“We get really upset when other games turn out really good and reviews say they have good stories. Only Naughty Dog can make good stories!”
First, this line comes across ridiculously puerile (this coming from someone as childish as myself), and reeks of penis envy. Second, the part “because we work so hard at it” almost feels like an outright lie. Or maybe they ARE actually trying really hard, which makes it all the more hilarious.
Perhaps Naughty Dog does really consider Uncharted to have a good story, but in my world, storytelling is far, FAR more than just piecing together action scene choreography and some overly-dramatic lines. There are two terribly important aspects of a story that Naughty Dog (and, honestly, most other developers) have completely ignored: LOGIC and CONTINUITY.
First, LOGIC. Logic is the basis on which all we see or hear functions. This is particularly important in a new fictional universe that the creator expects to be taken seriously, as the viewer needs to learn the intricacies of the world presented. Take, for example, a sci-fi game where the main character, Sergeant Generic Space Marine, can jump 50 feet into the air. A question one could then ask is: “HOW can he jump 50 feet into the air?” Whether it be through super powers or anti-gravity boots or some other phenomena, the writer should be able to explain something that makes sense within the boundaries set by the universe. The more you explain to the viewer, the more they will suspend their disbelief of the world you have presented. Again, this is EXTREMELY IMPORTANT in a realistic setting by which we set our impressions and logic by reality’s standards. In Uncharted 3, Nathan Drake mows through hundreds of enemies. Where did these enemies come from? How can a single villain somehow acquire this many henchmen and have them placed in just the right places around the world? Deguello said it best when I was talking to him about this issue a while back. In Indiana Jones it makes sense that Indy has so many baddies to face since he has faced 1) Nazis, 2) Thuggee cultists, 3) Communist Russia. I wouldn’t be so hard on this concept of villains and their hoards of minions that plagues so many B action movies if THEY ACTUALLY EXPLAINED HOW AND WHY. And no, the main villain having lots of money doesn’t explain how so many mercenaries can coordinate so well together…
Next, CONTINUITY. Continuity takes all of the scenes and established logic and pieces them together in a fashion that flows and, in theory, explains any unanswered questions. If you do not explain a jump from one scene to the next or properly answer the viewer’s questions or concerns of the logic presented, then you have established what we like to call a “plothole.” Going back to our friend, Sergeant Generic Space Marine, he shouldn’t magically be able to jump 100 feet in the air halfway through the story or suddenly lose the ability to jump altogether if there’s no explanation to it. In Uncharted 3, Nathan Drake mows through said dozens upon hundreds of armored foes with explosive weaponry, yet two dudes in plain clothes with handguns get the drop on him.

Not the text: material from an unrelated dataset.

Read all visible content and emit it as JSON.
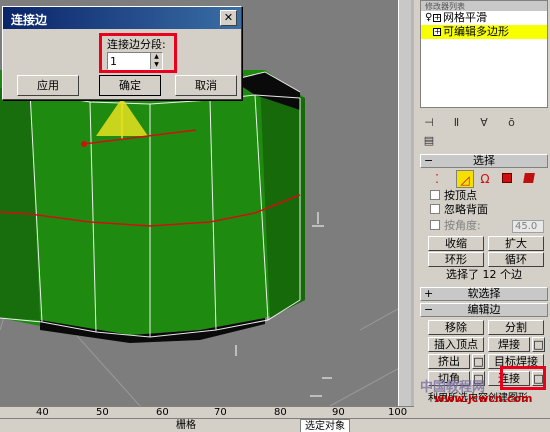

If you establish a character as some invincible force, you can’t just suddenly rip that away whenever the occasion calls for it. If it doesn’t work for your story (and why should it, this is a videogame) THEN MAYBE YOU SHOULDN’T WRITE YOUR STORY THIS WAY.
If you can’t even get the basics down for what makes a story a good (and complete) story, then you don’t have the right to imply that you do it better than the rest. If you’re going to go out of your way to focus on the story then you damn well better do it right and you damn well better make the game FUN, too, since that’s why we play videogames in the first place (or most of us, at least). If I just wanted to watch a B movie I’d just toss in a Schwarzenegger flick. At least those movies don’t try to pretend to be deeper than they actually are…
Anyway, I got a bit offtrack with that rant. Coming up next from me will be Durpthroughs of Fatal Frame IV and Saint’s Row: The Third (of which I will be co-oping with Infernal). Look forward to little girl shrieks and comic mischief!